Western Salsify (Asteraceae Tragopogon dubius)

(Fig. 01)
Picture Notes: I found this unique looking plant (Fig. 01) on 08/03/2012 while hiking the Upper Truckee River trail in Lake Tahoe. This is a popular trail for locals that leads from behind the Barton Memorial Hospital out across a large meadow behind the Hospital that is fed by the Upper Truckee River. On the other side of the meadow and the river, the trail splits off into three trails, with the main trail winding along the river as it heads south towards the Lake Tahoe Airport. Click this link for pictures and info on this hike ... Upper Truckee River Hike.
(Fig. 02)

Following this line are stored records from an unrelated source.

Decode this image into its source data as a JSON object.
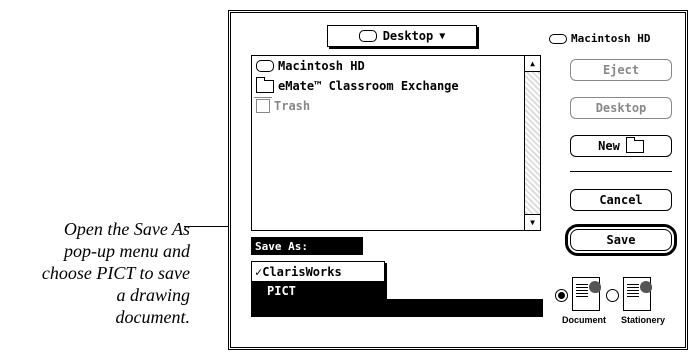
{
  "caption": {
    "lines": [
      "Open the Save As",
      "pop-up menu and",
      "choose PICT to save",
      "a drawing",
      "document."
    ]
  },
  "dialog": {
    "folder_popup": {
      "label": "Desktop",
      "arrow": "▼",
      "icon": "desktop-disk-icon"
    },
    "volume": {
      "name": "Macintosh HD",
      "icon": "hard-disk-icon"
    },
    "file_list": [
      {
        "label": "Macintosh HD",
        "icon": "hard-disk-icon"
      },
      {
        "label": "eMate™ Classroom Exchange",
        "icon": "folder-icon"
      },
      {
        "label": "Trash",
        "icon": "trash-icon",
        "dimmed": true
      }
    ],
    "buttons": {
      "eject": "Eject",
      "desktop": "Desktop",
      "new": "New",
      "cancel": "Cancel",
      "save": "Save"
    },
    "save_as": {
      "label": "Save As:",
      "options": [
        {
          "label": "ClarisWorks",
          "checked": true
        },
        {
          "label": "PICT",
          "highlighted": true
        }
      ]
    },
    "file_type": {
      "document_label": "Document",
      "stationery_label": "Stationery",
      "selected": "document"
    }
  }
}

Description: Western Salsify (Tragopogon dubius),  a.k.a. Western Goat's Beard, Wild Oysterplant, Yellow Salsify, Yellow Goat's Beard, Meadow Goat's Beard, Goat's Beard, Goatsbeard, Common Salsify, or Salsify, is a species of Salsify has become widespread since its introduction into North America. Because some of these names are also, or more commonly, used for other species of Salisfy, they are better avoided. Like most salsifies, the Western Salsify grows as an annual or occasionally biennial forb, reaching a height of typically 8-24 inches, but sometimes to almost 40 inches. It grows typically in warm, sheltered spots with moist soil. Its yellow flower is 1.5 to 2.5 inches in diameter and is likely to be seen in late spring or early summer. The yellow, dandelion-like flower heads are born singly on 12 to 40 inch stems that are swollen and hollow below the flower head. Ten or more long, narrow involucral bracts extend beyond the flowers. There are 20 to 120 ligulate flowers per head. The flowers open early in the morning and often close up by late afternoon. Later the plant forms a seed head (Fig. 02) that resembles that of a dandelion, though distinctly larger and tan in color. The bracts (leaves) of the Western Salsify which show behind the flower, a distinctive feature of salsifies, are much longer and more noticeable than they are in some of the other species of this plant. This plant can be found in range lands and pastures and is commonly seen in roadside ditches and on the edges of fields. Various parts of western salsify are consumed by wildlife. Pocket gophers feed on the roots, while other mammals such as deer, squirrels, or rabbits may bite off one or more flowering stalks.